We are awash in poll data these days, but two recent surveys, both offering grounds for optimism, are worth singling out. The first is a Reuters-Ipsos poll released earlier today that finds Mitt Romney with a 21-point lead in South Carolina. Reuters-Ipsos has Romney at 37%, with Ron Paul and Rick Santorum at 16% each. Newt Gingrich and Rick Perry bring up the rear–well, except for Jon Huntsman–with 12% and 6% respectively. If this survey is at all predictive, Republican voters are not responding positively to Gingrich’s and Perry’s attacks on Romney’s work in the private sector. That’s a good thing, in my opinion, regardless of whether Romney is your candidate.
The second finding is from Rasmussen Reports, a matchup between President Obama and Ron Paul among likely voters. I find it remarkable that Obama leads Paul only 43-37%. Paul is a candidate with strong but limited appeal, sort of like anchovies on pizza. It is extraordinary that an incumbent president can’t get more than 43% of likely voters to back him against Paul, who is widely regarded as a fringe candidate. This strikes me as evidence of strong resistance to Obama among most voters.
Pundits generally say that Obama can be re-elected if the economy improves between now and November. Perhaps so; an improving economy obviously will help him some. My own view, however, is that disapproval of Obama is more deep-seated than that.

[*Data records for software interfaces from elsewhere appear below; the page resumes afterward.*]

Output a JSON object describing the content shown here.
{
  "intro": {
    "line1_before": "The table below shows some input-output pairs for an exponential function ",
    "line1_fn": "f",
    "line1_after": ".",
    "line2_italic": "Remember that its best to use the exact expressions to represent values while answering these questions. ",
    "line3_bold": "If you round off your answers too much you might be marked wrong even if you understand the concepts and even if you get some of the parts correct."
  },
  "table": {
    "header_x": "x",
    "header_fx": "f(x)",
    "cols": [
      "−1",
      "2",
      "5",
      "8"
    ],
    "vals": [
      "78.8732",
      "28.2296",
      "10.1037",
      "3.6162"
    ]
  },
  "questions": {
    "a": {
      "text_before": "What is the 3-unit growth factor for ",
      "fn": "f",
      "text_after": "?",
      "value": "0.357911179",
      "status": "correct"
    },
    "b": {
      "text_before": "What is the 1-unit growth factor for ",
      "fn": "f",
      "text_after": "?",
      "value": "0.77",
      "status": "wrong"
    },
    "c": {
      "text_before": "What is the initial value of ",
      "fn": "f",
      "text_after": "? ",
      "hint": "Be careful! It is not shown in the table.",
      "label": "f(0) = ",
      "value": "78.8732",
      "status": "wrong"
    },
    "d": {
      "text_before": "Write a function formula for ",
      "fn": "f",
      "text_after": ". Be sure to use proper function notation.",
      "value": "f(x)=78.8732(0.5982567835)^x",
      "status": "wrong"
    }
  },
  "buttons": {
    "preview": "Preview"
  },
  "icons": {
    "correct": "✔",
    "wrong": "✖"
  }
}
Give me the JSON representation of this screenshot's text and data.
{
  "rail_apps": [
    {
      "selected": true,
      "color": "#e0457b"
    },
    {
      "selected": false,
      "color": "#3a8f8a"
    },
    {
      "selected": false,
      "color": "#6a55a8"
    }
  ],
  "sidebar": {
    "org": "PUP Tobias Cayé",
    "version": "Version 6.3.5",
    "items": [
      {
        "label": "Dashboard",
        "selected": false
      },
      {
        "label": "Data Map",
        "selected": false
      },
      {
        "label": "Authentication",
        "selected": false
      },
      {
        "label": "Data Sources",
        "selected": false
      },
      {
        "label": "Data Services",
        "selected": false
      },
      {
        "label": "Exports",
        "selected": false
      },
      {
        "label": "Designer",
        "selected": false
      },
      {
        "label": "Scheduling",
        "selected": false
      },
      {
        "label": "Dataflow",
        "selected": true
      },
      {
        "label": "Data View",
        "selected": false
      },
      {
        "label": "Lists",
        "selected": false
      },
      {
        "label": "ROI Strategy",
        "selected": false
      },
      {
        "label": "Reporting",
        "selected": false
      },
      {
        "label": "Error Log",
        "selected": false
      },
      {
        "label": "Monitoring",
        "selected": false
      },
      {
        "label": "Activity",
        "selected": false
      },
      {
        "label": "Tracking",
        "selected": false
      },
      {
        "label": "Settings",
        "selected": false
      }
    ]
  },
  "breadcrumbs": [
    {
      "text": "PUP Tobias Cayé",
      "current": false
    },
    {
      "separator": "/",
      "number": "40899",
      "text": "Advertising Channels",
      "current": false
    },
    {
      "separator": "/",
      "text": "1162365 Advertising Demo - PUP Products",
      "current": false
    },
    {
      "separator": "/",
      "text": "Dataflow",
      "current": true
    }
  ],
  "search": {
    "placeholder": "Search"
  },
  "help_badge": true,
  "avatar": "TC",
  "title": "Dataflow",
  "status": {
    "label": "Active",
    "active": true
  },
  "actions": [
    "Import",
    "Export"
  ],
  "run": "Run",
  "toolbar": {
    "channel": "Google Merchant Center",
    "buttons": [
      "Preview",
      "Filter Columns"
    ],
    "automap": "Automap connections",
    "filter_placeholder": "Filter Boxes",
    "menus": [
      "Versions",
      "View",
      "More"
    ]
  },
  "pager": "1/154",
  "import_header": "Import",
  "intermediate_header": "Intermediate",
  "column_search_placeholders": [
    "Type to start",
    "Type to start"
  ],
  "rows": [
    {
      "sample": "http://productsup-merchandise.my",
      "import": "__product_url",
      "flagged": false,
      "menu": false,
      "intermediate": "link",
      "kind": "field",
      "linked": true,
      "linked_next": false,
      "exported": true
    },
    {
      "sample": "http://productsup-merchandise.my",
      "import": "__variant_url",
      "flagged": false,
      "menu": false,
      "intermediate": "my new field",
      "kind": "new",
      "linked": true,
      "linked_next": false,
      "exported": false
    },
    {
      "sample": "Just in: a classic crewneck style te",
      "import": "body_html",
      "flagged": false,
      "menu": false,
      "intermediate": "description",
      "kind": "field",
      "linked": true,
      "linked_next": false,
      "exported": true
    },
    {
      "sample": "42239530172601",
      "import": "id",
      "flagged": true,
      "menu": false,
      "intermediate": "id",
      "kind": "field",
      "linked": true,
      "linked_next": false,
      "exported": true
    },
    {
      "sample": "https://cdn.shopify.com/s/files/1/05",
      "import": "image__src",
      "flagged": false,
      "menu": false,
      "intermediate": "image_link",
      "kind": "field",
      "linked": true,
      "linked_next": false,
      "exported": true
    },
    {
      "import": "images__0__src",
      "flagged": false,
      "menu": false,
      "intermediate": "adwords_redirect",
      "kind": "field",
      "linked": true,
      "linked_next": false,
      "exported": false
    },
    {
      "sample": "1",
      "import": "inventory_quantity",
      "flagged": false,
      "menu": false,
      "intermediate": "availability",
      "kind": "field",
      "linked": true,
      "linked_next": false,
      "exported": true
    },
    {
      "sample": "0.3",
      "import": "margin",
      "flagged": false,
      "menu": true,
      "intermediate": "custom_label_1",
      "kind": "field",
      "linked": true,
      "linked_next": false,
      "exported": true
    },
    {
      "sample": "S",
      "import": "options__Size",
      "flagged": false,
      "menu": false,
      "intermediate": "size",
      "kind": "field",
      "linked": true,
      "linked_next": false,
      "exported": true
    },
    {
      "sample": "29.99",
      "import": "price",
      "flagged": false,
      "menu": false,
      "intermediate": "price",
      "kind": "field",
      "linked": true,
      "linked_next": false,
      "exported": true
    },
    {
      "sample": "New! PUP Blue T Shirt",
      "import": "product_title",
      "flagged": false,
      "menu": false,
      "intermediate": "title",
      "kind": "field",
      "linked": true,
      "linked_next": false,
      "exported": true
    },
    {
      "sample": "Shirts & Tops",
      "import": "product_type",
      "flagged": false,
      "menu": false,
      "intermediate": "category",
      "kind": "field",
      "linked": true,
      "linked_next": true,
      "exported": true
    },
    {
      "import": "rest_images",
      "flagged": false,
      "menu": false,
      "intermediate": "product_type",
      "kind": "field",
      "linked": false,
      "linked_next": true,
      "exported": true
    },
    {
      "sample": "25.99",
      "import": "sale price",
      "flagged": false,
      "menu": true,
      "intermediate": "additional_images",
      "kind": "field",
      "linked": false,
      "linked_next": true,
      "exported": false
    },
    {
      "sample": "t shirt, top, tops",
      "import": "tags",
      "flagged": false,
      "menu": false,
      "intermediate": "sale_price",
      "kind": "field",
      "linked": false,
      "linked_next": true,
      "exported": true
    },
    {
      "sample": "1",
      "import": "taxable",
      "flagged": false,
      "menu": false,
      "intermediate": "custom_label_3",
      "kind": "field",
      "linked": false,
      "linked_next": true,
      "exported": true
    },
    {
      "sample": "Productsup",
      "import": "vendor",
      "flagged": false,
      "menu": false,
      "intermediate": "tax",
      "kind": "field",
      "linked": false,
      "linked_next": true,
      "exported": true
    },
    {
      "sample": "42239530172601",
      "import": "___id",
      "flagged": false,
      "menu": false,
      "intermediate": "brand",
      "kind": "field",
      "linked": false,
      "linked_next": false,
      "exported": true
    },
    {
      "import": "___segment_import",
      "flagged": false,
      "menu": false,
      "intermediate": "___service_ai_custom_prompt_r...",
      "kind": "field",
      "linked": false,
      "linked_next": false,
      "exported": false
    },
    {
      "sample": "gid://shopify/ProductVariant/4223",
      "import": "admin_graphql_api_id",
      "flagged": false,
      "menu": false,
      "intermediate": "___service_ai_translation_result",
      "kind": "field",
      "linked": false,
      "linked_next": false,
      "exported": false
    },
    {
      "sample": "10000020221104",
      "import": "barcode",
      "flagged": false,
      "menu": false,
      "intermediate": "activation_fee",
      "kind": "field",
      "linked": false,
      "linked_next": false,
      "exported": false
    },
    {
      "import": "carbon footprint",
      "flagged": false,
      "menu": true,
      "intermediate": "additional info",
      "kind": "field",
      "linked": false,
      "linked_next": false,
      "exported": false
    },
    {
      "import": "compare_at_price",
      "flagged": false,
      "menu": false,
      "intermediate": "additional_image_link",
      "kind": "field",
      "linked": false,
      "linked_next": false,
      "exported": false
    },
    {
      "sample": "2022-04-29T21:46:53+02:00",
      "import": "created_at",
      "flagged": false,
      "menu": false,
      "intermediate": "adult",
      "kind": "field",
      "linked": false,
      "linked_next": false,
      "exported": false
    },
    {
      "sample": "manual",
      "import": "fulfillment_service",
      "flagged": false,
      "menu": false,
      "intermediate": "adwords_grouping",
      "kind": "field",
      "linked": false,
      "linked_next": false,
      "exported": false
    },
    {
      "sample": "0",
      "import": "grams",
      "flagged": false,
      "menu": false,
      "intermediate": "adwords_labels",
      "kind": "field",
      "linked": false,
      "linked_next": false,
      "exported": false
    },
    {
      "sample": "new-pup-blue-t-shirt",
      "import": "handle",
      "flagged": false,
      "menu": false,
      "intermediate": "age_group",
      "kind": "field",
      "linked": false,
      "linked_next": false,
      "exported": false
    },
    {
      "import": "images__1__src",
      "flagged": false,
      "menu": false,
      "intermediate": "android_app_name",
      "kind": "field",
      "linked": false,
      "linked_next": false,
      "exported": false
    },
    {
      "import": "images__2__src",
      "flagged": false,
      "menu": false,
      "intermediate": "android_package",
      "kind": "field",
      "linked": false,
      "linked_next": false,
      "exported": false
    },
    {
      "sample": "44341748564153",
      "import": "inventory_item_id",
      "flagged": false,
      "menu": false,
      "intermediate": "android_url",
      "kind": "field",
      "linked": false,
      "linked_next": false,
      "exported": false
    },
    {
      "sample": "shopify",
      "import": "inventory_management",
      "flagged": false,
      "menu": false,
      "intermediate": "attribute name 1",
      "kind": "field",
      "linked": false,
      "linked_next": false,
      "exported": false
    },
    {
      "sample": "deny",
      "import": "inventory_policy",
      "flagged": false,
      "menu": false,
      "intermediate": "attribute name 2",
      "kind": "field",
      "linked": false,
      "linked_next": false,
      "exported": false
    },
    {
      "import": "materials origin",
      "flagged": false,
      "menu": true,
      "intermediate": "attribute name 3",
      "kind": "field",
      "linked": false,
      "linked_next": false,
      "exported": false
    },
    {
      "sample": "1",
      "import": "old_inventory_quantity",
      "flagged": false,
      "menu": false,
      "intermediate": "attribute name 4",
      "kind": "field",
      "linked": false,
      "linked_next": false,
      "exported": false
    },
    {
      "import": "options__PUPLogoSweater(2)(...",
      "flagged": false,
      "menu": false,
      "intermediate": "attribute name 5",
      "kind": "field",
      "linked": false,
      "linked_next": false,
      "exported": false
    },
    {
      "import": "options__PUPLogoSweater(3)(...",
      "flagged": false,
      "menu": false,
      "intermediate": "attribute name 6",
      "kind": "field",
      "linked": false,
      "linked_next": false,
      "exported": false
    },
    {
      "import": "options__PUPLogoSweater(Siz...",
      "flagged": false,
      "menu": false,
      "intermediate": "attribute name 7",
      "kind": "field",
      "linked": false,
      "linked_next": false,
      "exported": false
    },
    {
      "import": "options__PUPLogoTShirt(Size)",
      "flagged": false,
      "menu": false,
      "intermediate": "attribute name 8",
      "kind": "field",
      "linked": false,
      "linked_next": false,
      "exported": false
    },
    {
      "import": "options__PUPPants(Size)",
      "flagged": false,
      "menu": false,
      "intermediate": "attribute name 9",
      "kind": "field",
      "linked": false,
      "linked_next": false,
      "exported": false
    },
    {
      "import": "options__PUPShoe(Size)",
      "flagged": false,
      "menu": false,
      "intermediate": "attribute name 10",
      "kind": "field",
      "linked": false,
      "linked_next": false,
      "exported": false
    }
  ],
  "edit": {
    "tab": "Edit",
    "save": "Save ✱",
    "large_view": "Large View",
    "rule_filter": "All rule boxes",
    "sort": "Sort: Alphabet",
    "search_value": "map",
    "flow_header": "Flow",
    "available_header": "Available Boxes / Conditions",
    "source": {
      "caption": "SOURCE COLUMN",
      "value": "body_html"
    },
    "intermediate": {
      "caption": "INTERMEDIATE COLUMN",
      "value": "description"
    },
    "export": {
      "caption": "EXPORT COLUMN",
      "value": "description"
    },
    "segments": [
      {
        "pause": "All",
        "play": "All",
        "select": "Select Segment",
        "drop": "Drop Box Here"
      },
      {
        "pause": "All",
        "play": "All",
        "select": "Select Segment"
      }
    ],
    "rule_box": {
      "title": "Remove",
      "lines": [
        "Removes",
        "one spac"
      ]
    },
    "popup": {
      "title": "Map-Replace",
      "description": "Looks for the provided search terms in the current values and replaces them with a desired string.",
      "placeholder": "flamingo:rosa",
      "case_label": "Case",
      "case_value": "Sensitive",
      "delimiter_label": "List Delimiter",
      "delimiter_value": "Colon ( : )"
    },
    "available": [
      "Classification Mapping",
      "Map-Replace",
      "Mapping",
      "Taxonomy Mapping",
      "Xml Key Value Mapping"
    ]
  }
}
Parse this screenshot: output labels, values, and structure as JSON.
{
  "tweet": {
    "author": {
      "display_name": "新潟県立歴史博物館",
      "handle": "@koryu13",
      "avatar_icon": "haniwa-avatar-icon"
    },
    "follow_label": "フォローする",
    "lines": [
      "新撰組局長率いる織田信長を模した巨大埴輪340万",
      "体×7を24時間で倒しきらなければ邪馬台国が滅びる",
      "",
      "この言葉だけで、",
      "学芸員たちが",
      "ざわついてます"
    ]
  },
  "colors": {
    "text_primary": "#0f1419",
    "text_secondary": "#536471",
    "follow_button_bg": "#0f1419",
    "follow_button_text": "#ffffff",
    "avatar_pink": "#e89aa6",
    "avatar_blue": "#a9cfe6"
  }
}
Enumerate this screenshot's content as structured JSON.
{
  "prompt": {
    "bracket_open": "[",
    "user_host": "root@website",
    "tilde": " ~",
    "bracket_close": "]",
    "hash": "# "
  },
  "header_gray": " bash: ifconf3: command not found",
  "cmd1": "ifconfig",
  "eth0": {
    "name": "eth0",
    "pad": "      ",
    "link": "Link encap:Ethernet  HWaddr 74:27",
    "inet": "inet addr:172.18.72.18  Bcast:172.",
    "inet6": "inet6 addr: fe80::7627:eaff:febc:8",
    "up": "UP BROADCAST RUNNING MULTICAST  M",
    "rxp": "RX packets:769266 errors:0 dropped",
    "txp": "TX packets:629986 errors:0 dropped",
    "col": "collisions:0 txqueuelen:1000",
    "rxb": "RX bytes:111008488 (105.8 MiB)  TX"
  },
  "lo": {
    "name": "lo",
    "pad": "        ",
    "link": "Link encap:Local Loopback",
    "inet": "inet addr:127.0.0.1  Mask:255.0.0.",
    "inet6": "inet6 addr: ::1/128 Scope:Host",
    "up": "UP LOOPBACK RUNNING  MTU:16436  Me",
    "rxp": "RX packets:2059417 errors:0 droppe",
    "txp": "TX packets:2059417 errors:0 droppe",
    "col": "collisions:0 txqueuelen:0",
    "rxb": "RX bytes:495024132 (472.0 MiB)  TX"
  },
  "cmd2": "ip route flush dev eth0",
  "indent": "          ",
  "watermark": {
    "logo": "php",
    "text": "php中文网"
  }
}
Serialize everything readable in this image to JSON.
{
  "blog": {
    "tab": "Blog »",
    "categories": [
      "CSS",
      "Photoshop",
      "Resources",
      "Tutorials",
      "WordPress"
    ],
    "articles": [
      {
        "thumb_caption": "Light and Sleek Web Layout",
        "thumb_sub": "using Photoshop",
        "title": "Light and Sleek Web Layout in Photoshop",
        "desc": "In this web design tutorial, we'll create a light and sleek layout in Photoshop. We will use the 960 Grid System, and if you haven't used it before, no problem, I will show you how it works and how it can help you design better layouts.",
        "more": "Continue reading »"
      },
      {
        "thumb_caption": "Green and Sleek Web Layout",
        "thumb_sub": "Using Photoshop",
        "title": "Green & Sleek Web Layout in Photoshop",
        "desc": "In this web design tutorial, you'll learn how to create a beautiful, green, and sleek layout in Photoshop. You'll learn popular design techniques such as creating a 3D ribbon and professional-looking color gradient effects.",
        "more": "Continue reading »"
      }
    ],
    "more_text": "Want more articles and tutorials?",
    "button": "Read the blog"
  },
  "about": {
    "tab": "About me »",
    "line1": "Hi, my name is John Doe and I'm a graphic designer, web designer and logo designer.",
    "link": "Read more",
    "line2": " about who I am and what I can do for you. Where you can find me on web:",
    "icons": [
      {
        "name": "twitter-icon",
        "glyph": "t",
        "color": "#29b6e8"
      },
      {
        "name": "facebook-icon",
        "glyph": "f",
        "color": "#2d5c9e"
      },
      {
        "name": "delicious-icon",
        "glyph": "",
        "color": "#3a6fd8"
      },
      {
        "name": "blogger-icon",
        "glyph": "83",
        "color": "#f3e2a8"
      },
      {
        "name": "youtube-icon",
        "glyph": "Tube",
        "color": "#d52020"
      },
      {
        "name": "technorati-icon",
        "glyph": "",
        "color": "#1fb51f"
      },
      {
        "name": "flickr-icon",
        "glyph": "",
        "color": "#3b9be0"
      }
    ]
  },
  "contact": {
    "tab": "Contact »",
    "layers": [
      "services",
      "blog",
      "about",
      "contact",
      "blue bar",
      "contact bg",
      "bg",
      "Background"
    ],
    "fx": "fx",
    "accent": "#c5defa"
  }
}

Most voters who have been disappointed, if not appalled, by the Obama administration are not going to forget the last three years merely because of modest uptick in the economy. That’s my hope, anyway.